| WHAT IS BEING ASKED |
Could you filter the records below and keep only the lines with the word "JSON"?

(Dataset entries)
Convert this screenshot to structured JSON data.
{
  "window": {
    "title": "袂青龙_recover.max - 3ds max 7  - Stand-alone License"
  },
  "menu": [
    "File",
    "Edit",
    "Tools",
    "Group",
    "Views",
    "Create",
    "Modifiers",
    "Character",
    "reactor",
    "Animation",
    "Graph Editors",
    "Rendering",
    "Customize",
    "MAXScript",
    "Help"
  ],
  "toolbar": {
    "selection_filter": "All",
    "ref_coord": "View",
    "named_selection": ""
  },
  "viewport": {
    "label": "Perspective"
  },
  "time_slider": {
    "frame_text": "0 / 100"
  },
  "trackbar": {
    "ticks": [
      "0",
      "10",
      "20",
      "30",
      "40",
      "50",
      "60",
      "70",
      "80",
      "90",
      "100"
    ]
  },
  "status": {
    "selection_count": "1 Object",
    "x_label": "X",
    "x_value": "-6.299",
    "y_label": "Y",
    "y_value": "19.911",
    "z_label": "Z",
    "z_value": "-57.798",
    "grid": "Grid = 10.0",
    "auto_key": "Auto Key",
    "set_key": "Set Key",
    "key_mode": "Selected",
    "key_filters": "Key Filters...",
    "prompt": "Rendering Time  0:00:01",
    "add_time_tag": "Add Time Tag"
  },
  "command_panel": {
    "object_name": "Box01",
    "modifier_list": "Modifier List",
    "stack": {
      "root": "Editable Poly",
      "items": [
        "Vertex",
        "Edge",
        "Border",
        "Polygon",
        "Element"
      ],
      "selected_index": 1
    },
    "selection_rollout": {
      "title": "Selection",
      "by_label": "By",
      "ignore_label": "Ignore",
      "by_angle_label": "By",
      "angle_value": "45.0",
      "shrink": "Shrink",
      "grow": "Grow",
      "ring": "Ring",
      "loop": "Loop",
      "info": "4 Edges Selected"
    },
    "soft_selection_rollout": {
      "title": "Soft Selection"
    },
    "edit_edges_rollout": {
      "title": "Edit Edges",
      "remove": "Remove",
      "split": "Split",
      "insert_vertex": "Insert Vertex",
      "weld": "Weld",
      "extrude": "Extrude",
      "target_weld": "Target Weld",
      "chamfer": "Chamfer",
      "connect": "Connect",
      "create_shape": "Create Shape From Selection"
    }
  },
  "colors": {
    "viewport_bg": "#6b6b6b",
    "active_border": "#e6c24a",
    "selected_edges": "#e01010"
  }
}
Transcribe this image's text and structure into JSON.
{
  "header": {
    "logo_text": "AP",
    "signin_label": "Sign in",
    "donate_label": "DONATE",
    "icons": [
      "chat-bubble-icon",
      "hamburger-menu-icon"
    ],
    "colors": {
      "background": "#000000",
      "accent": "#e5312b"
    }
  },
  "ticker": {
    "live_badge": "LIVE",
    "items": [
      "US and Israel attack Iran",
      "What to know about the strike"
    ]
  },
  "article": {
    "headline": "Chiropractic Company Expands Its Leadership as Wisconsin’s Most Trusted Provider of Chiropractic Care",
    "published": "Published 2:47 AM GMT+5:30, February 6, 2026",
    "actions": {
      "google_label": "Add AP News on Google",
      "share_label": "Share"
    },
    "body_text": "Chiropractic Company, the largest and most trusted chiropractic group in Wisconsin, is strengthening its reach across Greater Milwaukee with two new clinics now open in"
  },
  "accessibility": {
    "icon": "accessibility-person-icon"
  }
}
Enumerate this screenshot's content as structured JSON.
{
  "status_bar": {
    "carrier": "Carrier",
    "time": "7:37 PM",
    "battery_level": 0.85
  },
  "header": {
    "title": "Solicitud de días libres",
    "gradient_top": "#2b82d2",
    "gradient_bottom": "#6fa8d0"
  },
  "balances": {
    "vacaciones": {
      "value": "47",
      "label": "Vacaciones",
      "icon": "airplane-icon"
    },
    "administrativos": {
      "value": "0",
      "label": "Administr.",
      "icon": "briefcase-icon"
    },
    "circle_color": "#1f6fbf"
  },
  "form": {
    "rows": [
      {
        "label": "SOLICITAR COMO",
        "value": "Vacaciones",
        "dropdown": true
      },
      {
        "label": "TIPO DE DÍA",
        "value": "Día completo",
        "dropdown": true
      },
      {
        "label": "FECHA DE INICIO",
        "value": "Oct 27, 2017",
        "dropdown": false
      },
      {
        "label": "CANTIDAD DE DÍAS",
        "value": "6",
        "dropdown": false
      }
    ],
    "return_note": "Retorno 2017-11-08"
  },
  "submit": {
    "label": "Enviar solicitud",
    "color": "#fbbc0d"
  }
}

| OUTPUT BELOW |
Convert this screenshot to structured JSON data.
Transcribe this image's text and structure into JSON.
Enumerate this screenshot's content as structured JSON.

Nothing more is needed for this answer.